The dedication day of the hospital was above all our expectations. THANK YOU for your prayers, for we are very aware that it was only through God that everything was accomplished. The outpatient clinic is now open, too.
The day before the clinic opened, many Togolese slept all night near the clinic’s doors to be the first ones in. There were about 500 people that first day. Many patients came to see if they could find help for medical problems that no one else could help. Others came to see how we would treat them or what Hôpital Baptiste Biblique was all about.
What a grand opportunity to share the gospel with so many folks! We start every day with a missionary staff prayer meeting, then an employee chapel, followed by a patient chapel. One man asked a colleague, “Just when does this eternal life begin, anyway?” For many, the first seeds of the gospel are planted, and we hope as they return again that we can water and nurture that seed to see lives changed for eternity.

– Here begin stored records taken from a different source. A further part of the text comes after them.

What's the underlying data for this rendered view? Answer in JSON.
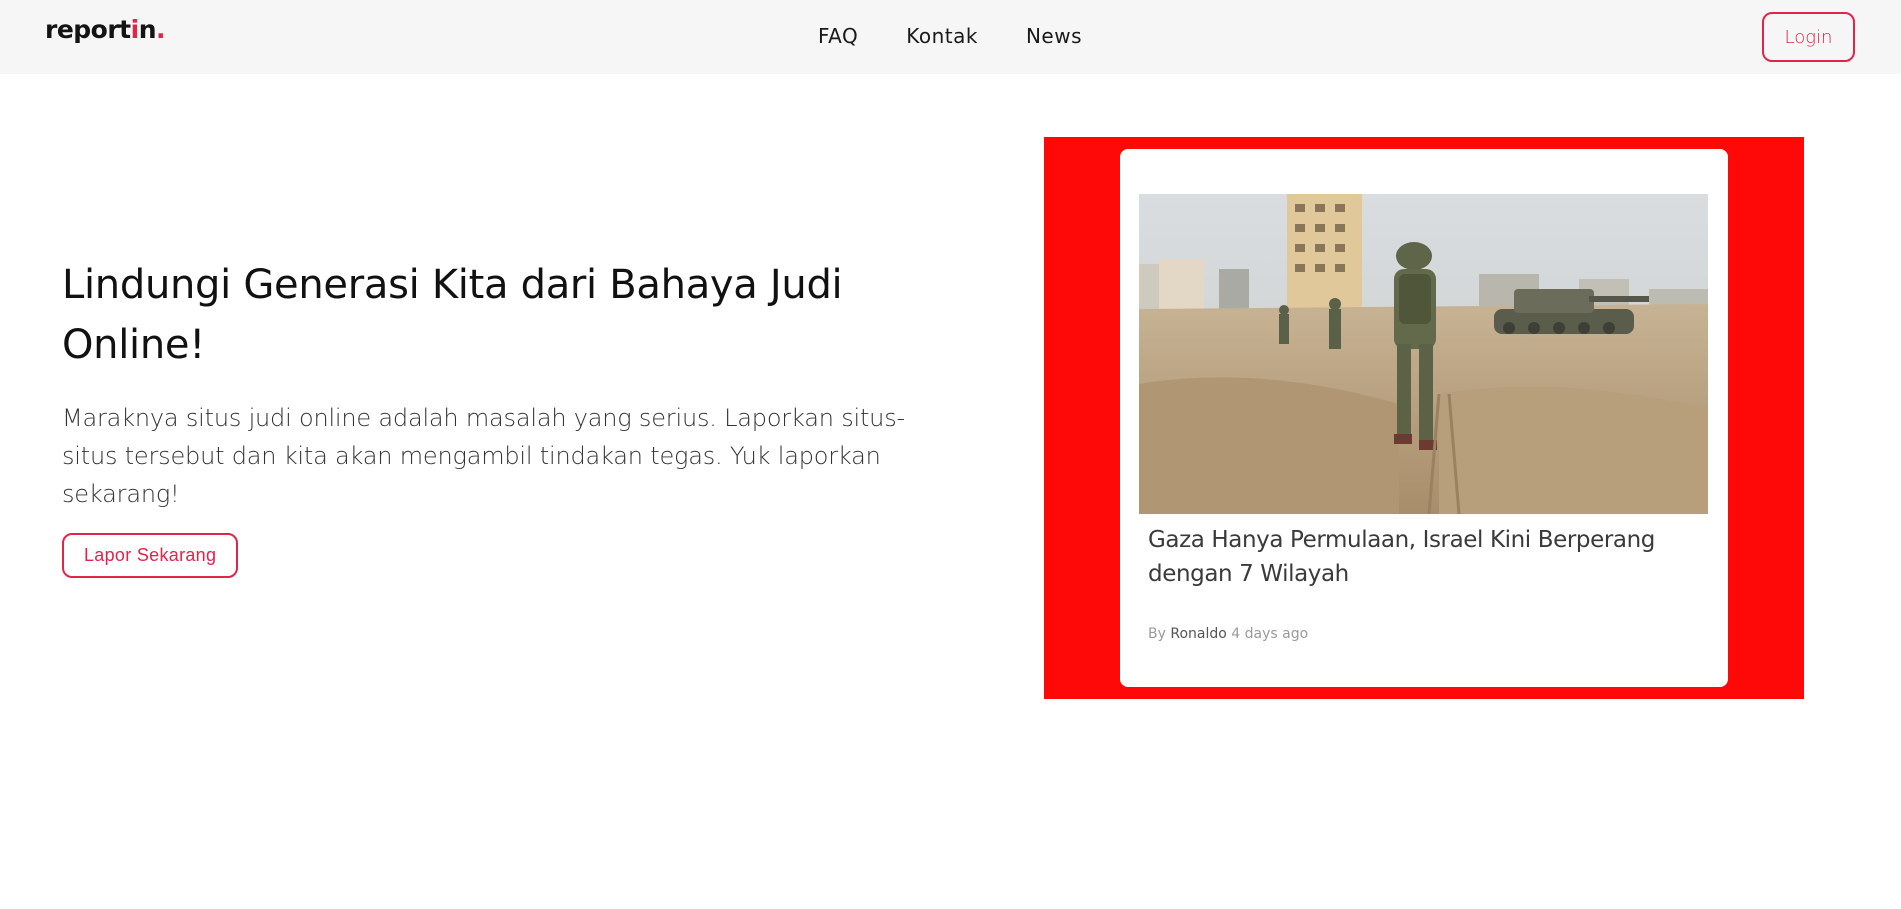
{
  "header": {
    "logo": {
      "text_before": "report",
      "text_i": "i",
      "text_after": "n",
      "dot": "."
    },
    "nav": [
      {
        "label": "FAQ"
      },
      {
        "label": "Kontak"
      },
      {
        "label": "News"
      }
    ],
    "login_label": "Login"
  },
  "hero": {
    "title": "Lindungi Generasi Kita dari Bahaya Judi Online!",
    "description": "Maraknya situs judi online adalah masalah yang serius. Laporkan situs-situs tersebut dan kita akan mengambil tindakan tegas. Yuk laporkan sekarang!",
    "cta_label": "Lapor Sekarang"
  },
  "news": {
    "title": "Gaza Hanya Permulaan, Israel Kini Berperang dengan 7 Wilayah",
    "by_label": "By",
    "author": "Ronaldo",
    "time_ago": "4 days ago",
    "image_icon": "news-photo-soldiers-icon"
  },
  "colors": {
    "accent": "#e0244a",
    "navbar_bg": "#f6f6f6",
    "panel_red": "#ff0808"
  }
}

The spectrum of disease is immense and very challenging. It includes the following: leprosy, cataracts, intestinal parasites of every size and shape, malnutrition, O.B. and gynecological problems, as well as other rare findings.
The people are so patient. We praise God that they are very open to the gospel!

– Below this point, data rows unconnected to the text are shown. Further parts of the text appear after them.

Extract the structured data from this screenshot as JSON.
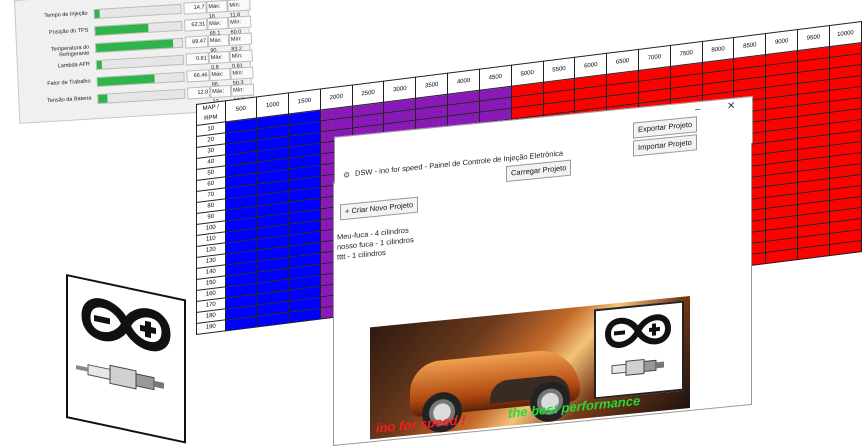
{
  "sensors": [
    {
      "label": "Tempo de Injeção",
      "value": "14.7",
      "max": "Máx: 16.",
      "min": "Mín: 11.8",
      "level": 0.05
    },
    {
      "label": "Posição do TPS",
      "value": "62.31",
      "max": "Máx: 65.1",
      "min": "Mín: 60.0",
      "level": 0.62
    },
    {
      "label": "Temperatura do Refrigerante",
      "value": "89.47",
      "max": "Máx: 90.",
      "min": "Mín: 83.2",
      "level": 0.89
    },
    {
      "label": "Lambda AFR",
      "value": "0.81",
      "max": "Máx: 0.8",
      "min": "Mín: 0.81",
      "level": 0.0
    },
    {
      "label": "Fator de Trabalho",
      "value": "66.46",
      "max": "Máx: 66.",
      "min": "Mín: 50.3",
      "level": 0.66
    },
    {
      "label": "Tensão da Bateria",
      "value": "12.8",
      "max": "Máx: 12.",
      "min": "Mín: 12.3",
      "level": 0.1
    }
  ],
  "ve_table": {
    "corner": "MAP / RPM",
    "rpm": [
      "500",
      "1000",
      "1500",
      "2000",
      "2500",
      "3000",
      "3500",
      "4000",
      "4500",
      "5000",
      "5500",
      "6000",
      "6500",
      "7000",
      "7500",
      "8000",
      "8500",
      "9000",
      "9500",
      "10000"
    ],
    "map": [
      "10",
      "20",
      "30",
      "40",
      "50",
      "60",
      "70",
      "80",
      "90",
      "100",
      "110",
      "120",
      "130",
      "140",
      "150",
      "160",
      "170",
      "180",
      "190"
    ],
    "colors": {
      "blue": "#0000ff",
      "purple": "#8a1ab8",
      "red": "#ff0000"
    }
  },
  "dialog": {
    "title": "DSW - ino for speed - Painel de Controle de Injeção Eletrônica",
    "buttons": {
      "export": "Exportar Projeto",
      "import": "Importar Projeto",
      "load": "Carregar Projeto",
      "new": "+ Criar Novo Projeto"
    },
    "projects": [
      "Meu-fuca - 4 cilindros",
      "nosso fuca - 1 cilindros",
      "tttt - 1 cilindros"
    ],
    "banner": {
      "text_red": "ino for speed !",
      "text_green": "the best performance"
    }
  },
  "icons": {
    "app": "app-icon",
    "minimize": "minimize-icon",
    "close": "close-icon",
    "infinity_logo": "infinity-plus-minus-icon",
    "spark_plug": "spark-plug-icon"
  }
}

February 24, 1986
Greetings from Togo,
In the last month, there have been many changes in the lives and surroundings of the Cropsey home!
The men started on the school floor last Saturday, and we expect that it will take from two to four weeks. The other parts of the school progress at different levels too. The best part is that it is paid for, and the books still balance!
The ministries at the hospital continue to see fruit. Dr. Dave and Dr. Bob take turns staying here for Sundays, and last Sunday, they started a chapel service for the patients and their families caring for them. Several have come to know the Lord through this ministry.
The three Bible study groups in the villages continue. The patient load remains about the same, and Bob continues to take all the night calls. The Lord gives strength and rest when it is most needed! We do not have an administrator for the hospital, nor anyone to be in charge of the continued structural changes and construction, so Bob has taken those responsibilities. But God controls the hearts of those over us! We have permission to hire a Christian man to fill our dismissed pharmacy aide person. The medical committee has committed to hiring only Christians at this point.
P.S. Did I tell you about making the boys’ lunch one day when it was still dark? I thought that the honey seemed dark in spots!? The boys came home beside themselves because giant sugar ants were in the sandwiches, and the ants were still moving! I got a detailed description from Ann of how each kid reacted. Luke just pinched his ants out and ate the sandwich. Now that’s adjusting!
Editor’s Note: To read more of Shirley’s story, check out What God Can Do: Letters to My Mom from the Medical Mission Field of Togo, West Africa. These excerpts are taken from pages 83-85, 129-130, 132-133, and 139-141.